 4                   D           C            C           C     /  B
 5                   D           C            C           C     /  B
 6                   C           C            D           C     /  B
 7                   C           C            D           C     /  B
 8                   C           C            C           C     /  C
         8 children and their UPSR results

How pathetic it is to see that there is only one A-grade among them and this girl has 2 C-grades and 2 D-grades. One girl obtained all E's!

Two days later I conducted my first English lesson for the Form 1 group. I had reasons to justify my early worry when one of the new girls gave me the meaning of the English word ‘man’. She was almost certain that it meant ‘ orang perempuan tua’ (an old woman)!  

Many years ago, I nearly refused accepting a boy with grade D in English and Mathematics in his UPSR examination. Fortunately it was quickly brought to my attention that the poor boy had just lost his father who was run down by a heavy vehicle while he was riding a motorcycle on his way home from work in a FELDA scheme. Orphans are our priority and each must be given a chance. Three years later this boy’s two D-grades in English and Mathematics at UPSR level turned to A-grades in his PMR examination; and today he is a married man, expecting his first baby. That was an early lesson I learnt. Accepting a challenge is not what we tell our children but what we must prove ourselves. After all, Almanar’s motto (Berkhidmat kerana Tuhan untuk kemasyarakatan )  was not thought out for show;  for that matter, ‘Almanar’ for a name was not just a flash of fancy.       

Of the last eight new children one is an orphan and the rest have fathers who earn their living from fishing, do manual work in construction of kampong houses, drive a delivery vehicle; and one father is a specialist in climbing the tall village coconut palms to hand-pick the fruit - for a meagre daily earning to support his family.

On our first day last week, one girl in the front seat of the class, instead of copying from the white board, was seen copying notes from a friend sitting beside her.

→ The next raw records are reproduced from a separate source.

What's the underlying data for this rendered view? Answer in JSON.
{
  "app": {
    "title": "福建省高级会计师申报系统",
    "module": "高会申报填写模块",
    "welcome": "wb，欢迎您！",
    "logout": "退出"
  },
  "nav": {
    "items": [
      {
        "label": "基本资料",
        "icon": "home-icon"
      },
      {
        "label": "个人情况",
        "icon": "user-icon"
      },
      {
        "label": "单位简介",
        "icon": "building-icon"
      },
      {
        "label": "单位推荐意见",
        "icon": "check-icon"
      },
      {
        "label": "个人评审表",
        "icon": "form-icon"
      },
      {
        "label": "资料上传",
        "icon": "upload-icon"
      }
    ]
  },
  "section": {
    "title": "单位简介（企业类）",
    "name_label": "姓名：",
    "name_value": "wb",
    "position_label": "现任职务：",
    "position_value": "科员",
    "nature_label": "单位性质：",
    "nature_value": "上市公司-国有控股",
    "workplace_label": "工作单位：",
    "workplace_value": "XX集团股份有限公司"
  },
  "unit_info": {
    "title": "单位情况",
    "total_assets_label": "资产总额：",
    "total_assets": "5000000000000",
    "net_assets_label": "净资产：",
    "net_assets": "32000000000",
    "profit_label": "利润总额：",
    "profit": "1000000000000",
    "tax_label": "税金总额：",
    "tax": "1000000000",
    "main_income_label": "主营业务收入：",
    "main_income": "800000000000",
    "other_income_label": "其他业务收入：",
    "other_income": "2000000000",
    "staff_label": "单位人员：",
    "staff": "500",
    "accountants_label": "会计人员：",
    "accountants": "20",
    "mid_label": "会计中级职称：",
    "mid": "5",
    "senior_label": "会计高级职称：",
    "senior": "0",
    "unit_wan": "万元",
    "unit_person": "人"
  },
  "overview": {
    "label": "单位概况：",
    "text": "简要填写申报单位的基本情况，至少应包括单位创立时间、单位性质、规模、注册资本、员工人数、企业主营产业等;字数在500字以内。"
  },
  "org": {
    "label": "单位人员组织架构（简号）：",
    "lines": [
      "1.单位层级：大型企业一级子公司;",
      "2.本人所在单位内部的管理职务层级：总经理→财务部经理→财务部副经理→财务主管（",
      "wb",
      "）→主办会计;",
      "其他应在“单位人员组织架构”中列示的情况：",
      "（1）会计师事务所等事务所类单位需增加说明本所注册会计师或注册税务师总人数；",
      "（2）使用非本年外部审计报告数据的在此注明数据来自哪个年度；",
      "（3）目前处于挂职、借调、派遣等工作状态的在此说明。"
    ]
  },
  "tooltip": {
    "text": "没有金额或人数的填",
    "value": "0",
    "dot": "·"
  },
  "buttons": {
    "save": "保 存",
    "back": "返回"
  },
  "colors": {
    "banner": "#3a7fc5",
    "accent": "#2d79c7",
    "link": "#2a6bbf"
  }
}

That was not an uncommon phenomenon. So, she has been promised a pair of glasses next week.

These are children who know they need help and have taken the first step to come to Almanar on the encouragement of a concerned teacher in English. Some local teachers do voice their support for Almanar but many of today's kampong children have no wish to waste their precious socialising time to attend free tuition classes. Many prefer to attend the mushrooming tuition classes in the vicinity - to socialise. It is widely known here that many parents believe what is handed out for free cannot be of much value! 

So when I read all about PBS and the great ‘blueprint’ in education, I sit back and smile at my Almanar 'children'. It is satisfying, in a devious way, to heave a long sigh that, by 2020, this is all but history! These eight girls will be among the first group to benefit from the improved 'blue-print' of our world-class education.   

Berkhidmat kerana Tuhan untuk kemanusiaan

06 February 2014

Do you have snow?

I am dreaming of a white monsoon.

Two days ago, 4th February, I received an email from an old English friend who had migrated with his family from England to one place he wrote as Pawtuxet Village in US– I would like to imagine that as the equivalent of  my Kampong Pengkalang Maras! But how equal are they?

Look at what he wrote:

“Winter in Pawtuxet village 
We usually get snow here, The weather is like UK, only colder minus 15 deg C and hotter, 37 deg C.

Hassan, do you get any snow in Malaysia?


He attached this picture:

Winter in Pawtuxet Village

How would I respond to that question?
So yesterday morning, I took my bedroom alarm clock and placed it in the shade outside my house, and this is what it read after half-an-hour.

                     18.2 C at 7.56 am
Our coldest ever Monsoon

And we are supposed to have an exceptionally cold weather ever experienced during Monsoon.

Monsoon 'Snow' at Pengkalan Maras


And now, like the great Bing Crosby I will be singing:

I'm dreaming of a white monsoon
Like the one I used to know
Where the coconut tops glisten

I think that 'monsoon' goes better than 'christmas' with 'glisten'!


Berkhidmat kerana Tuhan untuk kemanusiaan